A11 treated Alzheimer’s model mice (right) showed much less tau (green staining) than untreated controls (left).

The team subjected the Tau P301S Tg and CK-p25 mice to mazes designed to test their short-term working memory and longer-term learning. In both models and on both tests, A11-treated mice performed significantly better than untreated controls. For example, in the “Morris Water Maze,” where mice have to learn the location of a submerged platform that allows them to rest, treated CK-p25 mice learned much faster than untreated ones.

Much more testing needs to be done before A11 could become an approved medicine, Tsai said, but she noted that it could complement the new treatments that target amyloid.
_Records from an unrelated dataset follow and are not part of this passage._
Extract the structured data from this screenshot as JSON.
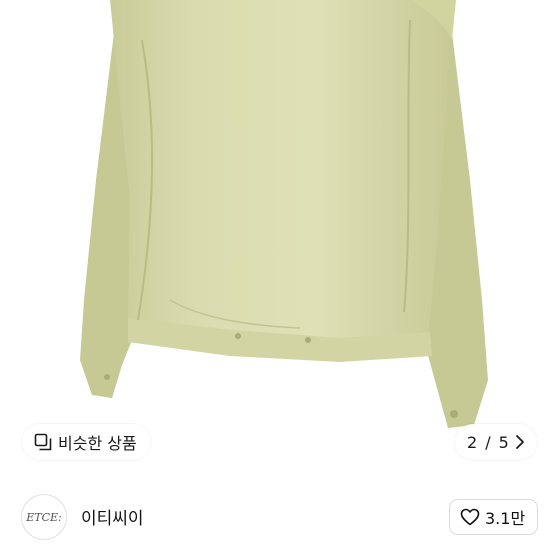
{
  "similar_products": {
    "label": "비슷한 상품",
    "icon": "similar-items-icon"
  },
  "pager": {
    "current": "2",
    "separator": "/",
    "total": "5",
    "next_icon": "chevron-right-icon"
  },
  "seller": {
    "avatar_text": "ETCE:",
    "name": "이티씨이"
  },
  "like": {
    "count": "3.1만",
    "icon": "heart-icon"
  },
  "colors": {
    "jacket": "#d7d9ac",
    "background": "#ffffff",
    "text": "#111111"
  }
}
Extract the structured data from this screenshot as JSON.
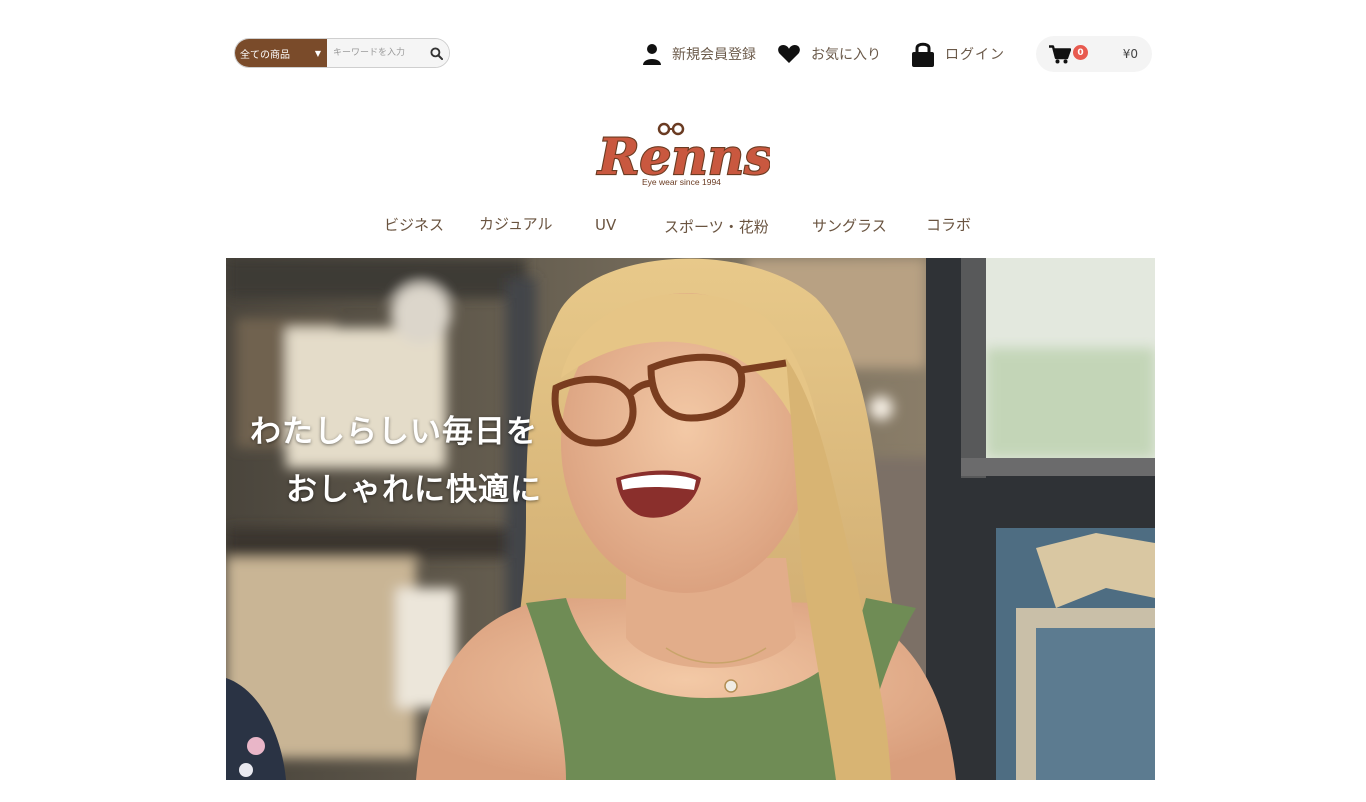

“Given that A11 acts via a distinct mechanism from existing AD therapeutics, A11 could be used alone or in combination with approved therapeutics to provide improved treatment options for neurodegenerative diseases,” the authors concluded.

In addition to Tsai, Gjoneska and Ralvenius, the paper’s other authors are Alison E. Mungenast, Hannah Woolf, Margaret M. Huston, Tyler Z. Gillingham, Stephen K. Godin, Jay Penney, Hugh P. Cam, Fan Gao, Celia G. Fernandez, Barbara Czako, Yaima Lightfoot, William J. Ray, Adrian Beckmann, Alison M. Goate, Edoardo Marcora, Carmen Romero-Molina, Pinar Ayata, and Anne Schaefer.

The Robert A. and Renee E. Belfer Family Foundation and the National Institutes of Health funded the research. Additional support came from The JPB Foundation and The Picower Institute for Learning and Memory, The Halis Family Foundation, Lester A. Gimpelson and Jay L. and Caroll Miller.